__DIRECTIONS FOR THIS TASK__. Whenever the word "Maker" turns up in a line of the data below, copy that line.

__MATERIALS PROVIDED__.
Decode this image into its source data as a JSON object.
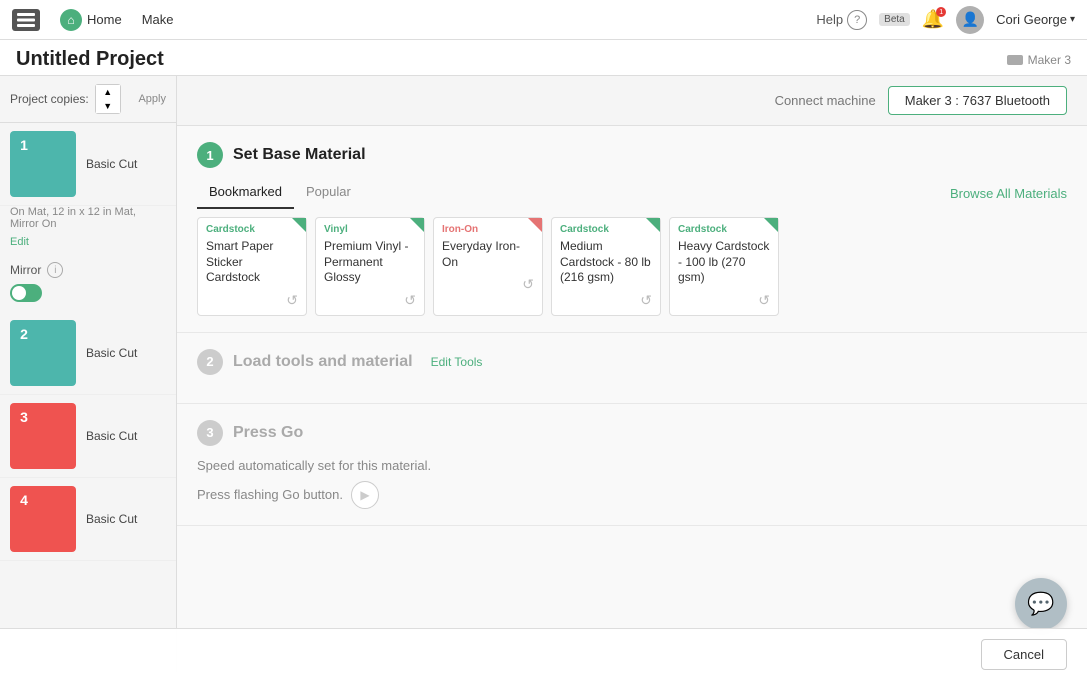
{
  "nav": {
    "home_label": "Home",
    "make_label": "Make",
    "help_label": "Help",
    "beta_label": "Beta",
    "notif_count": "1",
    "user_name": "Cori George",
    "machine_name": "Maker 3"
  },
  "page": {
    "title": "Untitled Project",
    "machine_label": "Maker 3"
  },
  "left_panel": {
    "copies_label": "Project copies:",
    "apply_label": "Apply",
    "mirror_label": "Mirror",
    "items": [
      {
        "id": 1,
        "label": "Basic Cut",
        "color": "#4db6ac",
        "desc": "On Mat, 12 in x 12 in Mat, Mirror On",
        "edit": "Edit"
      },
      {
        "id": 2,
        "label": "Basic Cut",
        "color": "#4db6ac",
        "desc": "",
        "edit": ""
      },
      {
        "id": 3,
        "label": "Basic Cut",
        "color": "#ef5350",
        "desc": "",
        "edit": ""
      },
      {
        "id": 4,
        "label": "Basic Cut",
        "color": "#ef5350",
        "desc": "",
        "edit": ""
      }
    ]
  },
  "connect_bar": {
    "label": "Connect machine",
    "btn_label": "Maker 3 : 7637 Bluetooth"
  },
  "steps": {
    "step1": {
      "num": "1",
      "title": "Set Base Material",
      "tabs": [
        "Bookmarked",
        "Popular"
      ],
      "active_tab": "Bookmarked",
      "browse_label": "Browse All Materials",
      "materials": [
        {
          "type": "Cardstock",
          "type_color": "green",
          "name": "Smart Paper Sticker Cardstock",
          "corner_color": "green"
        },
        {
          "type": "Vinyl",
          "type_color": "green",
          "name": "Premium Vinyl - Permanent Glossy",
          "corner_color": "green"
        },
        {
          "type": "Iron-On",
          "type_color": "red",
          "name": "Everyday Iron-On",
          "corner_color": "red"
        },
        {
          "type": "Cardstock",
          "type_color": "green",
          "name": "Medium Cardstock - 80 lb (216 gsm)",
          "corner_color": "green"
        },
        {
          "type": "Cardstock",
          "type_color": "green",
          "name": "Heavy Cardstock - 100 lb (270 gsm)",
          "corner_color": "green"
        }
      ]
    },
    "step2": {
      "num": "2",
      "title": "Load tools and material",
      "edit_label": "Edit Tools"
    },
    "step3": {
      "num": "3",
      "title": "Press Go",
      "desc": "Speed automatically set for this material.",
      "go_label": "Press flashing Go button."
    }
  },
  "cancel_bar": {
    "cancel_label": "Cancel"
  }
}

__REPLY__.
    "machine_name": "Maker 3"
    "machine_label": "Maker 3"
    "btn_label": "Maker 3 : 7637 Bluetooth"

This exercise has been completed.